• Dataset content
>>

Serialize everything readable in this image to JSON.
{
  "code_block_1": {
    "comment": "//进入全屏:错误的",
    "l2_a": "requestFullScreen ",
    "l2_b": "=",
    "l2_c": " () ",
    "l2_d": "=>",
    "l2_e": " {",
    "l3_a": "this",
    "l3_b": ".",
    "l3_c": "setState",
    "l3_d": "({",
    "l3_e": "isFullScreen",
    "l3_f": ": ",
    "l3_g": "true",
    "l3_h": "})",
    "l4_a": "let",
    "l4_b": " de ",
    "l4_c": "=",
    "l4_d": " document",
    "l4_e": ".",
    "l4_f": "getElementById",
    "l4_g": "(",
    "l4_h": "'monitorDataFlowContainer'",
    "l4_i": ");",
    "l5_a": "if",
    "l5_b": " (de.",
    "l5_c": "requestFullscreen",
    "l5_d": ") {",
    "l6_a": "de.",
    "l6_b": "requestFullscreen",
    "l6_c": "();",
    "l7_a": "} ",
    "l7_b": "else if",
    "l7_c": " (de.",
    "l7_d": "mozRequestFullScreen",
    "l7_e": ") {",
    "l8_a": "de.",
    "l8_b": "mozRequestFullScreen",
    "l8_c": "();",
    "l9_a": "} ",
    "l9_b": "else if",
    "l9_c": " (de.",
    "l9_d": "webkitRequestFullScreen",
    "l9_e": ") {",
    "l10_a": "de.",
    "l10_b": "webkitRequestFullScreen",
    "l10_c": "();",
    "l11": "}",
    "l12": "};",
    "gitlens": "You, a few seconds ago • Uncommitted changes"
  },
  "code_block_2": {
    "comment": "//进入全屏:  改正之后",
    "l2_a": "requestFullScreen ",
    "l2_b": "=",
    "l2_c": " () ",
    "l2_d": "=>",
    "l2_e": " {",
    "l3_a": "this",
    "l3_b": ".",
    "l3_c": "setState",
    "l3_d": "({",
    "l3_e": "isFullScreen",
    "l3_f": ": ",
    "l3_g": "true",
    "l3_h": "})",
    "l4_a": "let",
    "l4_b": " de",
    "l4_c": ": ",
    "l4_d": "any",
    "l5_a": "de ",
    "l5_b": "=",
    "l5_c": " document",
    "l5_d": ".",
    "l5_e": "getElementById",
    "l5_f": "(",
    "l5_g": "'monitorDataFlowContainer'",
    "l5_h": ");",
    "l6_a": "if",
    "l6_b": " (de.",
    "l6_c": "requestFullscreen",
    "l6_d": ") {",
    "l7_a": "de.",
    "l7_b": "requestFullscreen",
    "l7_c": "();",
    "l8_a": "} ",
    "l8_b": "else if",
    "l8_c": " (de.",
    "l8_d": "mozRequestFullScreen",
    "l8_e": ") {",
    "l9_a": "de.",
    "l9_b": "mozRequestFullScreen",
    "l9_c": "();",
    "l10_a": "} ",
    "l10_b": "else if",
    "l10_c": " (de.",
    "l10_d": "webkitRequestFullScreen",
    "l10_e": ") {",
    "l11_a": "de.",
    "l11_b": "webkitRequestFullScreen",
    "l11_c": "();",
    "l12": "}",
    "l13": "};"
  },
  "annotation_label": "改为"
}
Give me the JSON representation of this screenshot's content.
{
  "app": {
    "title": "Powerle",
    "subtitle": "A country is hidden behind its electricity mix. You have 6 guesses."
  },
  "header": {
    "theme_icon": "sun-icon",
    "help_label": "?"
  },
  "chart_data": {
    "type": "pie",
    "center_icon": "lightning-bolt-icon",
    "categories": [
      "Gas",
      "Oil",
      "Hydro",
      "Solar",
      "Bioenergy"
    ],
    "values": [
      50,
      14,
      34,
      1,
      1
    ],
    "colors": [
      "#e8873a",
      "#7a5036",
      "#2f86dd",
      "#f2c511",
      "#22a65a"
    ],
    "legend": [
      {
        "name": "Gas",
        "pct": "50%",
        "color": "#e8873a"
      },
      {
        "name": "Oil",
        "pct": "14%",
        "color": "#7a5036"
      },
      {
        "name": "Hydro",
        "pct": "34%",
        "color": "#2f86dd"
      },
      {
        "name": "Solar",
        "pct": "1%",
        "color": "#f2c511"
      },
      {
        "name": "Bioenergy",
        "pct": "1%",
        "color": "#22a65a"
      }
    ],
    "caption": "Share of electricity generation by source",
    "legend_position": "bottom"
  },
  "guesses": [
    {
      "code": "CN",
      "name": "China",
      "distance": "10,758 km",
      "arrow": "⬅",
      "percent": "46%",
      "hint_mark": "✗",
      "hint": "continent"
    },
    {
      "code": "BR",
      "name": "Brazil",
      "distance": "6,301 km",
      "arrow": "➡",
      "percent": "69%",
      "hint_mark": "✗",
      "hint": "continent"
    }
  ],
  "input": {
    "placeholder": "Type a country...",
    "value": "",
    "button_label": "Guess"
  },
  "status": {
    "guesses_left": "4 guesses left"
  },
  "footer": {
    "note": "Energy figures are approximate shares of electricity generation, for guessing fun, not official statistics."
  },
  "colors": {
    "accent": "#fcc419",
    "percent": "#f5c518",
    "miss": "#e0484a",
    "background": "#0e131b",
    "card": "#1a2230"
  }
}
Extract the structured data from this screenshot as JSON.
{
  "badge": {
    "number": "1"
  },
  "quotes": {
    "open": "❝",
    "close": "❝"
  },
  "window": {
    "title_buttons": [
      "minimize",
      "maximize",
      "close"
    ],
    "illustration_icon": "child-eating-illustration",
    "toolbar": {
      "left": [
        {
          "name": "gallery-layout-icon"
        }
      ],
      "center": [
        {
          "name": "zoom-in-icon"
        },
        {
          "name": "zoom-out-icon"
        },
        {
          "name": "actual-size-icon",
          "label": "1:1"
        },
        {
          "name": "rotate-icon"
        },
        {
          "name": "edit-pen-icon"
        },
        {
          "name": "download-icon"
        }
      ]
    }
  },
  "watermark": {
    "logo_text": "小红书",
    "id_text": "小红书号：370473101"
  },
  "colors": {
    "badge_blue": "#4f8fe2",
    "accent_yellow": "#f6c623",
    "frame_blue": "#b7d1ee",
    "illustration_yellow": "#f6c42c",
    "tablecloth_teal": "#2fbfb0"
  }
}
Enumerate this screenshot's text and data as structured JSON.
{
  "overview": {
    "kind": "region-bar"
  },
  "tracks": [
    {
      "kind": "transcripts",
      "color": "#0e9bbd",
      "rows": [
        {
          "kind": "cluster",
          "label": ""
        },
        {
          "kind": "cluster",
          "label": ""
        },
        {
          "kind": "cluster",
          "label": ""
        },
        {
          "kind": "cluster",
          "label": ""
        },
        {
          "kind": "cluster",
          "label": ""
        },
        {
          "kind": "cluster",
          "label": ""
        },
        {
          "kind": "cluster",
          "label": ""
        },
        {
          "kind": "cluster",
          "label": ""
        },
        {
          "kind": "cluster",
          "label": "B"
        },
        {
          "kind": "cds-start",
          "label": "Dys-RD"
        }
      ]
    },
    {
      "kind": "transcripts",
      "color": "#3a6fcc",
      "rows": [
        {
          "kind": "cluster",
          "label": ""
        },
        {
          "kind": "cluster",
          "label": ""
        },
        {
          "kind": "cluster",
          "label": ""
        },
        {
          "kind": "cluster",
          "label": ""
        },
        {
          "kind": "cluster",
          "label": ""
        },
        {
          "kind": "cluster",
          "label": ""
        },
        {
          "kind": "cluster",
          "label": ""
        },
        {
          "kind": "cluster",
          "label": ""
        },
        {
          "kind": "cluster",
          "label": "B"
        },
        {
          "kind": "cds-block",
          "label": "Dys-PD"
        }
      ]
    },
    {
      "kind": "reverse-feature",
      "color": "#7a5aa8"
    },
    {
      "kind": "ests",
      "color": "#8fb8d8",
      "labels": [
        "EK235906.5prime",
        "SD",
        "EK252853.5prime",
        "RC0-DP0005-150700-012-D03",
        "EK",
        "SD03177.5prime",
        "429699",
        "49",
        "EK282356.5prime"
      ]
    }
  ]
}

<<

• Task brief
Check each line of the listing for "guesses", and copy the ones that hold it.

• Answer for the task
    "subtitle": "A country is hidden behind its electricity mix. You have 6 guesses."
  "guesses": [
    "guesses_left": "4 guesses left"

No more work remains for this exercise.